▸ **EXERCISE AIM**
Copy out the full set of records. Keep every word the same.

[DATA SHOWN — start]

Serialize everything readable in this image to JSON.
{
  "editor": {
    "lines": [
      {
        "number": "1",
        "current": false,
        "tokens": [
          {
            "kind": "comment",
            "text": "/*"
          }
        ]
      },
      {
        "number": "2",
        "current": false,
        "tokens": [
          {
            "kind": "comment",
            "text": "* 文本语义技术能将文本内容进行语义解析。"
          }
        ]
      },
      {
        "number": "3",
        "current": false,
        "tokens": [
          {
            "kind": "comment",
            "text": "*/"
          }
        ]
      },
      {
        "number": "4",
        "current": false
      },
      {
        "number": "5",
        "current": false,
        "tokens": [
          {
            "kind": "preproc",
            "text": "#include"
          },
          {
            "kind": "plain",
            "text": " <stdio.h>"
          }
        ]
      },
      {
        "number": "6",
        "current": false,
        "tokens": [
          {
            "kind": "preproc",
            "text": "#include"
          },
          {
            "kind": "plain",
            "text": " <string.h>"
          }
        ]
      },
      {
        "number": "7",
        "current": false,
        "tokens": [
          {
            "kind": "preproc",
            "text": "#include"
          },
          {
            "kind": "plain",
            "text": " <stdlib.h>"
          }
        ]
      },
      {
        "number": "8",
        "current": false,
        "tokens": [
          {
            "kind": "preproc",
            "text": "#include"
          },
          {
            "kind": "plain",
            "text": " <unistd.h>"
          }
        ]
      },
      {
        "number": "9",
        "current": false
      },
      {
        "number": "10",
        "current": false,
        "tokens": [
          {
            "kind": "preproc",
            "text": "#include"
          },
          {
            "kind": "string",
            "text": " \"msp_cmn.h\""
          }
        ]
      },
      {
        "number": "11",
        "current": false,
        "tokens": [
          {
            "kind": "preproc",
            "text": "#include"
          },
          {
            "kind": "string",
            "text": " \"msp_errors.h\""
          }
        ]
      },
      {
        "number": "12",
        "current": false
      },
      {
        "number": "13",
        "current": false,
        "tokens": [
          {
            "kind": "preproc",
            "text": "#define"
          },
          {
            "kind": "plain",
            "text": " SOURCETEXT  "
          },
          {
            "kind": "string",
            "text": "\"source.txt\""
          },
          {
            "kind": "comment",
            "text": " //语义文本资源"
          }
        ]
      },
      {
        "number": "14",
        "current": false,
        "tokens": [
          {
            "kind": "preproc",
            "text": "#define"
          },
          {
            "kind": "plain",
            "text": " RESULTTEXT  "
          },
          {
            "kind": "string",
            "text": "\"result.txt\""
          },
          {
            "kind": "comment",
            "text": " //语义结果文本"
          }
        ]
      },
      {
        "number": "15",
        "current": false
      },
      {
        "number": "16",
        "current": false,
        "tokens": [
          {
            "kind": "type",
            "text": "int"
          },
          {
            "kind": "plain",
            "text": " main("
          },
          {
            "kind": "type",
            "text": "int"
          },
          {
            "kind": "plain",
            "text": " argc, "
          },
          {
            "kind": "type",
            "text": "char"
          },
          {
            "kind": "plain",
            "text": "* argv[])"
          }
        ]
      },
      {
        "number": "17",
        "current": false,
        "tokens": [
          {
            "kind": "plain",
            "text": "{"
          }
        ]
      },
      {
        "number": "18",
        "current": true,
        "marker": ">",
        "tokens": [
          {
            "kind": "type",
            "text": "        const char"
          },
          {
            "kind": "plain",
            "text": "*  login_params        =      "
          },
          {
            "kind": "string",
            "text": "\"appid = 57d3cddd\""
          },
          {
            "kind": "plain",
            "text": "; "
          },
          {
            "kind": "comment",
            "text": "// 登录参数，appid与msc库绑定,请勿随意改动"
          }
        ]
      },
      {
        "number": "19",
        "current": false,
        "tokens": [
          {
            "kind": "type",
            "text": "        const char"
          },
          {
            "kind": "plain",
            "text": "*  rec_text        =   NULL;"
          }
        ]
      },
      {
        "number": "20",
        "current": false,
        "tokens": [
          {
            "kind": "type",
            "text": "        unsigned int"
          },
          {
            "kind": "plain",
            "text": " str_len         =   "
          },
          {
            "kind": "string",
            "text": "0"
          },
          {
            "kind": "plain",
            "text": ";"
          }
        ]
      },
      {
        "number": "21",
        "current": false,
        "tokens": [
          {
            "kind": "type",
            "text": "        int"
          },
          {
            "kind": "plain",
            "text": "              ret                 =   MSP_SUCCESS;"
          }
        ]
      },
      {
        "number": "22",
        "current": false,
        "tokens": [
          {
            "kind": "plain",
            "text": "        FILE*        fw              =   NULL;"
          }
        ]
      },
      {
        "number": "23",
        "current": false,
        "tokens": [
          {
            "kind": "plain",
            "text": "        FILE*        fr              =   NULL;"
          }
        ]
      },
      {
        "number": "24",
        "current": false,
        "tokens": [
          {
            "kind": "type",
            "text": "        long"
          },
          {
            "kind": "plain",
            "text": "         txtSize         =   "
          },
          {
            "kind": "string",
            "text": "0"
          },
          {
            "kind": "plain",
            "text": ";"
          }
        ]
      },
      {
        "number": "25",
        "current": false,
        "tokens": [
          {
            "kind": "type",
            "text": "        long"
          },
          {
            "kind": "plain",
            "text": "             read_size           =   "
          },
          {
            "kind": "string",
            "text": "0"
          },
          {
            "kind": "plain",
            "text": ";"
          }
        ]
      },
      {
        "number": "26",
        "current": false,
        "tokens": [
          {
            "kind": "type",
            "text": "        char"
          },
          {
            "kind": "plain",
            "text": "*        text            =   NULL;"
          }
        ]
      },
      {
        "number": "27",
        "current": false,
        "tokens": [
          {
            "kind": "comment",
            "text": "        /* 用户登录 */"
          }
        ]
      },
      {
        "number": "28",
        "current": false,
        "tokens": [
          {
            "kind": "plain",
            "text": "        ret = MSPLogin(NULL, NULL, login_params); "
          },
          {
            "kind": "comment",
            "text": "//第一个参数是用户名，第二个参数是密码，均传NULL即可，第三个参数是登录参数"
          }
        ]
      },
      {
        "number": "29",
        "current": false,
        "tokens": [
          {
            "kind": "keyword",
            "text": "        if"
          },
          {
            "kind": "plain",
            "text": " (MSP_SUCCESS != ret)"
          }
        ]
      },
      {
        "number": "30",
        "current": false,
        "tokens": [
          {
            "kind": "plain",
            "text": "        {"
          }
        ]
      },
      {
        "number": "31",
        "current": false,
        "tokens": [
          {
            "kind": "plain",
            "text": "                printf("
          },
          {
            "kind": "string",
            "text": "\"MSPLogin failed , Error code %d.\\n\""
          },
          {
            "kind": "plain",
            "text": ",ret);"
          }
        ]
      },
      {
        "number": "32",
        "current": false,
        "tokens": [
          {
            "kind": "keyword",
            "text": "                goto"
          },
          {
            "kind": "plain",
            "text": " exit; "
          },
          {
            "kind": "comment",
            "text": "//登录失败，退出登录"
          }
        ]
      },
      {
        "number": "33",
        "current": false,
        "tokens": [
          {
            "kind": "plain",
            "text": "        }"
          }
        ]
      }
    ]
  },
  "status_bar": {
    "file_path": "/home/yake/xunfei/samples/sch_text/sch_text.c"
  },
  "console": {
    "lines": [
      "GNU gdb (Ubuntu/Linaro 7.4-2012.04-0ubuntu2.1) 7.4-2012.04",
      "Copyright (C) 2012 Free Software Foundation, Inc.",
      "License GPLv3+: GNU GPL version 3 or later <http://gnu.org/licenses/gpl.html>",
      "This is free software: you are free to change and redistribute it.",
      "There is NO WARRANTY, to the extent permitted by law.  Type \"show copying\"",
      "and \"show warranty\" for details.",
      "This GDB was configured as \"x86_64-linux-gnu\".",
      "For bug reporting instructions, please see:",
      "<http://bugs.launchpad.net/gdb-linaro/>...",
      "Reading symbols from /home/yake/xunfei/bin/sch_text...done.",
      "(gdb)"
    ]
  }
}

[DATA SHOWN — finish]

▸ **EXERCISE RESULT**
Serialize everything readable in this image to JSON.
{
  "editor": {
    "lines": [
      {
        "number": "1",
        "current": false,
        "tokens": [
          {
            "kind": "comment",
            "text": "/*"
          }
        ]
      },
      {
        "number": "2",
        "current": false,
        "tokens": [
          {
            "kind": "comment",
            "text": "* 文本语义技术能将文本内容进行语义解析。"
          }
        ]
      },
      {
        "number": "3",
        "current": false,
        "tokens": [
          {
            "kind": "comment",
            "text": "*/"
          }
        ]
      },
      {
        "number": "4",
        "current": false
      },
      {
        "number": "5",
        "current": false,
        "tokens": [
          {
            "kind": "preproc",
            "text": "#include"
          },
          {
            "kind": "plain",
            "text": " <stdio.h>"
          }
        ]
      },
      {
        "number": "6",
        "current": false,
        "tokens": [
          {
            "kind": "preproc",
            "text": "#include"
          },
          {
            "kind": "plain",
            "text": " <string.h>"
          }
        ]
      },
      {
        "number": "7",
        "current": false,
        "tokens": [
          {
            "kind": "preproc",
            "text": "#include"
          },
          {
            "kind": "plain",
            "text": " <stdlib.h>"
          }
        ]
      },
      {
        "number": "8",
        "current": false,
        "tokens": [
          {
            "kind": "preproc",
            "text": "#include"
          },
          {
            "kind": "plain",
            "text": " <unistd.h>"
          }
        ]
      },
      {
        "number": "9",
        "current": false
      },
      {
        "number": "10",
        "current": false,
        "tokens": [
          {
            "kind": "preproc",
            "text": "#include"
          },
          {
            "kind": "string",
            "text": " \"msp_cmn.h\""
          }
        ]
      },
      {
        "number": "11",
        "current": false,
        "tokens": [
          {
            "kind": "preproc",
            "text": "#include"
          },
          {
            "kind": "string",
            "text": " \"msp_errors.h\""
          }
        ]
      },
      {
        "number": "12",
        "current": false
      },
      {
        "number": "13",
        "current": false,
        "tokens": [
          {
            "kind": "preproc",
            "text": "#define"
          },
          {
            "kind": "plain",
            "text": " SOURCETEXT  "
          },
          {
            "kind": "string",
            "text": "\"source.txt\""
          },
          {
            "kind": "comment",
            "text": " //语义文本资源"
          }
        ]
      },
      {
        "number": "14",
        "current": false,
        "tokens": [
          {
            "kind": "preproc",
            "text": "#define"
          },
          {
            "kind": "plain",
            "text": " RESULTTEXT  "
          },
          {
            "kind": "string",
            "text": "\"result.txt\""
          },
          {
            "kind": "comment",
            "text": " //语义结果文本"
          }
        ]
      },
      {
        "number": "15",
        "current": false
      },
      {
        "number": "16",
        "current": false,
        "tokens": [
          {
            "kind": "type",
            "text": "int"
          },
          {
            "kind": "plain",
            "text": " main("
          },
          {
            "kind": "type",
            "text": "int"
          },
          {
            "kind": "plain",
            "text": " argc, "
          },
          {
            "kind": "type",
            "text": "char"
          },
          {
            "kind": "plain",
            "text": "* argv[])"
          }
        ]
      },
      {
        "number": "17",
        "current": false,
        "tokens": [
          {
            "kind": "plain",
            "text": "{"
          }
        ]
      },
      {
        "number": "18",
        "current": true,
        "marker": ">",
        "tokens": [
          {
            "kind": "type",
            "text": "        const char"
          },
          {
            "kind": "plain",
            "text": "*  login_params        =      "
          },
          {
            "kind": "string",
            "text": "\"appid = 57d3cddd\""
          },
          {
            "kind": "plain",
            "text": "; "
          },
          {
            "kind": "comment",
            "text": "// 登录参数，appid与msc库绑定,请勿随意改动"
          }
        ]
      },
      {
        "number": "19",
        "current": false,
        "tokens": [
          {
            "kind": "type",
            "text": "        const char"
          },
          {
            "kind": "plain",
            "text": "*  rec_text        =   NULL;"
          }
        ]
      },
      {
        "number": "20",
        "current": false,
        "tokens": [
          {
            "kind": "type",
            "text": "        unsigned int"
          },
          {
            "kind": "plain",
            "text": " str_len         =   "
          },
          {
            "kind": "string",
            "text": "0"
          },
          {
            "kind": "plain",
            "text": ";"
          }
        ]
      },
      {
        "number": "21",
        "current": false,
        "tokens": [
          {
            "kind": "type",
            "text": "        int"
          },
          {
            "kind": "plain",
            "text": "              ret                 =   MSP_SUCCESS;"
          }
        ]
      },
      {
        "number": "22",
        "current": false,
        "tokens": [
          {
            "kind": "plain",
            "text": "        FILE*        fw              =   NULL;"
          }
        ]
      },
      {
        "number": "23",
        "current": false,
        "tokens": [
          {
            "kind": "plain",
            "text": "        FILE*        fr              =   NULL;"
          }
        ]
      },
      {
        "number": "24",
        "current": false,
        "tokens": [
          {
            "kind": "type",
            "text": "        long"
          },
          {
            "kind": "plain",
            "text": "         txtSize         =   "
          },
          {
            "kind": "string",
            "text": "0"
          },
          {
            "kind": "plain",
            "text": ";"
          }
        ]
      },
      {
        "number": "25",
        "current": false,
        "tokens": [
          {
            "kind": "type",
            "text": "        long"
          },
          {
            "kind": "plain",
            "text": "             read_size           =   "
          },
          {
            "kind": "string",
            "text": "0"
          },
          {
            "kind": "plain",
            "text": ";"
          }
        ]
      },
      {
        "number": "26",
        "current": false,
        "tokens": [
          {
            "kind": "type",
            "text": "        char"
          },
          {
            "kind": "plain",
            "text": "*        text            =   NULL;"
          }
        ]
      },
      {
        "number": "27",
        "current": false,
        "tokens": [
          {
            "kind": "comment",
            "text": "        /* 用户登录 */"
          }
        ]
      },
      {
        "number": "28",
        "current": false,
        "tokens": [
          {
            "kind": "plain",
            "text": "        ret = MSPLogin(NULL, NULL, login_params); "
          },
          {
            "kind": "comment",
            "text": "//第一个参数是用户名，第二个参数是密码，均传NULL即可，第三个参数是登录参数"
          }
        ]
      },
      {
        "number": "29",
        "current": false,
        "tokens": [
          {
            "kind": "keyword",
            "text": "        if"
          },
          {
            "kind": "plain",
            "text": " (MSP_SUCCESS != ret)"
          }
        ]
      },
      {
        "number": "30",
        "current": false,
        "tokens": [
          {
            "kind": "plain",
            "text": "        {"
          }
        ]
      },
      {
        "number": "31",
        "current": false,
        "tokens": [
          {
            "kind": "plain",
            "text": "                printf("
          },
          {
            "kind": "string",
            "text": "\"MSPLogin failed , Error code %d.\\n\""
          },
          {
            "kind": "plain",
            "text": ",ret);"
          }
        ]
      },
      {
        "number": "32",
        "current": false,
        "tokens": [
          {
            "kind": "keyword",
            "text": "                goto"
          },
          {
            "kind": "plain",
            "text": " exit; "
          },
          {
            "kind": "comment",
            "text": "//登录失败，退出登录"
          }
        ]
      },
      {
        "number": "33",
        "current": false,
        "tokens": [
          {
            "kind": "plain",
            "text": "        }"
          }
        ]
      }
    ]
  },
  "status_bar": {
    "file_path": "/home/yake/xunfei/samples/sch_text/sch_text.c"
  },
  "console": {
    "lines": [
      "GNU gdb (Ubuntu/Linaro 7.4-2012.04-0ubuntu2.1) 7.4-2012.04",
      "Copyright (C) 2012 Free Software Foundation, Inc.",
      "License GPLv3+: GNU GPL version 3 or later <http://gnu.org/licenses/gpl.html>",
      "This is free software: you are free to change and redistribute it.",
      "There is NO WARRANTY, to the extent permitted by law.  Type \"show copying\"",
      "and \"show warranty\" for details.",
      "This GDB was configured as \"x86_64-linux-gnu\".",
      "For bug reporting instructions, please see:",
      "<http://bugs.launchpad.net/gdb-linaro/>...",
      "Reading symbols from /home/yake/xunfei/bin/sch_text...done.",
      "(gdb)"
    ]
  }
}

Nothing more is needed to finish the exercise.